If the weather is going to be wet, or you would like a bit more protection whilst you cook, you can position the poles one tie out point back from the corner to create a beak, as seen here during a trip to Snowdonia. This is basically an asymmetric A-frame. On this trip, as is quite normal for Wales, I experienced sun, rain and hail in the hour it took to have lunch. The beak helped to keep the rain and hail off of me and I was completely protected. It was definitely a lot more pleasant than trying to cook without a tarp!
If you are bivvying under the tarp you can pitch this in a number of configurations that are more weather resistant. Here’s an example from a bivi in the Cambrian mountains, at around 700 metres. It was quite windy and wet at the beginning of the night (winds around 25 mph) so I used one of the lifters to raise the rear. This is probably best described as a variation of the ‘asymmetric holden’. By using the lifter I had plenty of space for a hooped bivi, my pack and boots and I was able to cook out of the rain quite easily. I was very well protected from the wind, which was obviously coming from the side of the tarp I had pegged down to the ground.
When bivvying with the tarp I’d say there are two things it lacks, at least one of which is easily solved. Firstly, that rear lifter point was certainly taking some stress in the wind. It could do with some elastic looped through it to take some of the strain and prevent damage. I will probably do this with mine, it’s an easy addition. Secondly it lacks any mitten hooks underneath the tarp for guying up a bivi or hanging a light from.
In my opinion, this tarp is not big enough for hammocking under. For that I use a Hilleberg Tarp 10 XP, which is quite a bit bigger and provides a good amount of protection when out with a hammock. Conversely though, the Hilleberg Tarp has relatively few guy out points, none on the face of the tarp itself, and has been designed in my opinion primarily for pitching as an A-frame (which is perfect when I’m in my hammock). It’s double the weight of the Rig 7, so if I were selecting a flat tarp to go hiking with I’d choose the Alpkit.
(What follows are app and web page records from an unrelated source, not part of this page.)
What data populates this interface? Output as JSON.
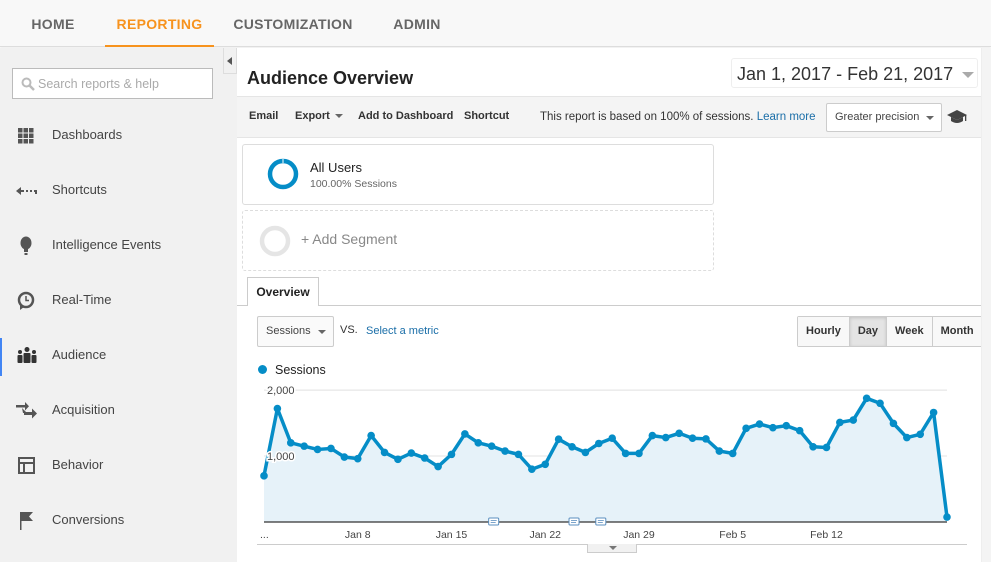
{
  "topnav": {
    "tabs": [
      {
        "label": "HOME",
        "active": false
      },
      {
        "label": "REPORTING",
        "active": true
      },
      {
        "label": "CUSTOMIZATION",
        "active": false
      },
      {
        "label": "ADMIN",
        "active": false
      }
    ],
    "accent_color": "#f7931e"
  },
  "sidebar": {
    "search_placeholder": "Search reports & help",
    "items": [
      {
        "label": "Dashboards",
        "icon": "grid-icon"
      },
      {
        "label": "Shortcuts",
        "icon": "shortcut-arrow-icon"
      },
      {
        "label": "Intelligence Events",
        "icon": "lightbulb-icon"
      },
      {
        "label": "Real-Time",
        "icon": "clock-icon"
      },
      {
        "label": "Audience",
        "icon": "people-icon",
        "active": true
      },
      {
        "label": "Acquisition",
        "icon": "arrows-icon"
      },
      {
        "label": "Behavior",
        "icon": "layout-icon"
      },
      {
        "label": "Conversions",
        "icon": "flag-icon"
      }
    ]
  },
  "header": {
    "title": "Audience Overview",
    "date_range": "Jan 1, 2017 - Feb 21, 2017"
  },
  "toolbar": {
    "email": "Email",
    "export": "Export",
    "add_to_dashboard": "Add to Dashboard",
    "shortcut": "Shortcut",
    "note": "This report is based on 100% of sessions.",
    "learn_more": "Learn more",
    "precision": "Greater precision"
  },
  "segments": {
    "active": {
      "name": "All Users",
      "sub": "100.00% Sessions",
      "color": "#058dc7"
    },
    "add_label": "+ Add Segment"
  },
  "tabs": {
    "overview": "Overview"
  },
  "controls": {
    "metric": "Sessions",
    "vs": "VS.",
    "select_metric": "Select a metric",
    "granularity": [
      {
        "label": "Hourly",
        "active": false
      },
      {
        "label": "Day",
        "active": true
      },
      {
        "label": "Week",
        "active": false
      },
      {
        "label": "Month",
        "active": false
      }
    ]
  },
  "legend": {
    "label": "Sessions"
  },
  "chart_data": {
    "type": "area",
    "title": "",
    "xlabel": "",
    "ylabel": "Sessions",
    "series": [
      {
        "name": "Sessions",
        "color": "#058dc7",
        "values": [
          700,
          1720,
          1200,
          1150,
          1100,
          1115,
          985,
          960,
          1310,
          1055,
          950,
          1045,
          970,
          840,
          1025,
          1335,
          1200,
          1150,
          1075,
          1025,
          800,
          875,
          1255,
          1140,
          1055,
          1190,
          1270,
          1040,
          1040,
          1310,
          1280,
          1345,
          1270,
          1260,
          1075,
          1040,
          1420,
          1485,
          1430,
          1460,
          1385,
          1140,
          1130,
          1510,
          1545,
          1875,
          1800,
          1495,
          1280,
          1330,
          1660,
          75
        ]
      }
    ],
    "x_start": "Jan 1, 2017",
    "x_end": "Feb 21, 2017",
    "x_tick_labels": [
      {
        "label": "...",
        "index": 0
      },
      {
        "label": "Jan 8",
        "index": 7
      },
      {
        "label": "Jan 15",
        "index": 14
      },
      {
        "label": "Jan 22",
        "index": 21
      },
      {
        "label": "Jan 29",
        "index": 28
      },
      {
        "label": "Feb 5",
        "index": 35
      },
      {
        "label": "Feb 12",
        "index": 42
      }
    ],
    "y_ticks": [
      {
        "value": 1000,
        "label": "1,000"
      },
      {
        "value": 2000,
        "label": "2,000"
      }
    ],
    "ylim": [
      0,
      2000
    ],
    "grid": true,
    "annotations_at_index": [
      17,
      23,
      25
    ],
    "legend_position": "top-left"
  }
}
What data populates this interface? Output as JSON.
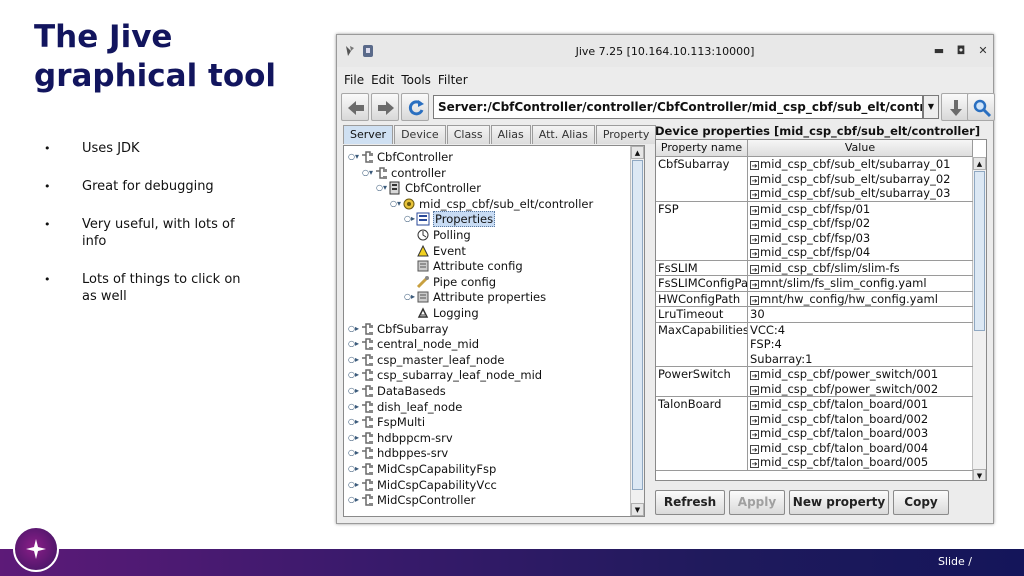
{
  "slide": {
    "title": "The Jive graphical tool",
    "bullets": [
      "Uses JDK",
      "Great for debugging",
      "Very useful, with lots of info",
      "Lots of things to click on as well"
    ],
    "footer_text": "Slide  /"
  },
  "window": {
    "title": "Jive 7.25 [10.164.10.113:10000]",
    "menu": [
      "File",
      "Edit",
      "Tools",
      "Filter"
    ],
    "address": "Server:/CbfController/controller/CbfController/mid_csp_cbf/sub_elt/controller/Properties",
    "tabs": [
      "Server",
      "Device",
      "Class",
      "Alias",
      "Att. Alias",
      "Property"
    ],
    "tree": [
      {
        "label": "CbfController",
        "toggle": "open",
        "icon": "node"
      },
      {
        "label": "controller",
        "toggle": "open",
        "icon": "node"
      },
      {
        "label": "CbfController",
        "toggle": "open",
        "icon": "server"
      },
      {
        "label": "mid_csp_cbf/sub_elt/controller",
        "toggle": "open",
        "icon": "device"
      },
      {
        "label": "Properties",
        "toggle": "closed",
        "icon": "props",
        "selected": true
      },
      {
        "label": "Polling",
        "toggle": "",
        "icon": "polling"
      },
      {
        "label": "Event",
        "toggle": "",
        "icon": "event"
      },
      {
        "label": "Attribute config",
        "toggle": "",
        "icon": "attr"
      },
      {
        "label": "Pipe config",
        "toggle": "",
        "icon": "pipe"
      },
      {
        "label": "Attribute properties",
        "toggle": "closed",
        "icon": "attr"
      },
      {
        "label": "Logging",
        "toggle": "",
        "icon": "logging"
      },
      {
        "label": "CbfSubarray",
        "toggle": "closed",
        "icon": "node"
      },
      {
        "label": "central_node_mid",
        "toggle": "closed",
        "icon": "node"
      },
      {
        "label": "csp_master_leaf_node",
        "toggle": "closed",
        "icon": "node"
      },
      {
        "label": "csp_subarray_leaf_node_mid",
        "toggle": "closed",
        "icon": "node"
      },
      {
        "label": "DataBaseds",
        "toggle": "closed",
        "icon": "node"
      },
      {
        "label": "dish_leaf_node",
        "toggle": "closed",
        "icon": "node"
      },
      {
        "label": "FspMulti",
        "toggle": "closed",
        "icon": "node"
      },
      {
        "label": "hdbppcm-srv",
        "toggle": "closed",
        "icon": "node"
      },
      {
        "label": "hdbppes-srv",
        "toggle": "closed",
        "icon": "node"
      },
      {
        "label": "MidCspCapabilityFsp",
        "toggle": "closed",
        "icon": "node"
      },
      {
        "label": "MidCspCapabilityVcc",
        "toggle": "closed",
        "icon": "node"
      },
      {
        "label": "MidCspController",
        "toggle": "closed",
        "icon": "node"
      }
    ],
    "props_title": "Device properties [mid_csp_cbf/sub_elt/controller]",
    "table_headers": [
      "Property name",
      "Value"
    ],
    "properties": [
      {
        "name": "CbfSubarray",
        "values": [
          "mid_csp_cbf/sub_elt/subarray_01",
          "mid_csp_cbf/sub_elt/subarray_02",
          "mid_csp_cbf/sub_elt/subarray_03"
        ],
        "link": true
      },
      {
        "name": "FSP",
        "values": [
          "mid_csp_cbf/fsp/01",
          "mid_csp_cbf/fsp/02",
          "mid_csp_cbf/fsp/03",
          "mid_csp_cbf/fsp/04"
        ],
        "link": true
      },
      {
        "name": "FsSLIM",
        "values": [
          "mid_csp_cbf/slim/slim-fs"
        ],
        "link": true
      },
      {
        "name": "FsSLIMConfigPath",
        "values": [
          "mnt/slim/fs_slim_config.yaml"
        ],
        "link": true
      },
      {
        "name": "HWConfigPath",
        "values": [
          "mnt/hw_config/hw_config.yaml"
        ],
        "link": true
      },
      {
        "name": "LruTimeout",
        "values": [
          "30"
        ],
        "link": false
      },
      {
        "name": "MaxCapabilities",
        "values": [
          "VCC:4",
          "FSP:4",
          "Subarray:1"
        ],
        "link": false
      },
      {
        "name": "PowerSwitch",
        "values": [
          "mid_csp_cbf/power_switch/001",
          "mid_csp_cbf/power_switch/002"
        ],
        "link": true
      },
      {
        "name": "TalonBoard",
        "values": [
          "mid_csp_cbf/talon_board/001",
          "mid_csp_cbf/talon_board/002",
          "mid_csp_cbf/talon_board/003",
          "mid_csp_cbf/talon_board/004",
          "mid_csp_cbf/talon_board/005"
        ],
        "link": true
      }
    ],
    "buttons": {
      "refresh": "Refresh",
      "apply": "Apply",
      "new_property": "New property",
      "copy": "Copy"
    }
  }
}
You can use line loks with the tarp to tension it, but learning just a couple of simple knots will make you much more versatile, reduce weight and bulk and there will be one less thing to break when you’re out camping. There are three knots I’d recommend you to learn that will deal with pretty much all of your tarp needs. You can find an article on tying them here.
All in all, this is a good quality tarp. It’s great value even at full price, but if bought during a sale really is a bargain. if you are looking for a flexible, lightweight shelter and are prepared to learn some knots and develop the pitching skills, this is a great option. Highly recommended.
Note: I paid for my tarp with my own money, and have no association with Alpkit.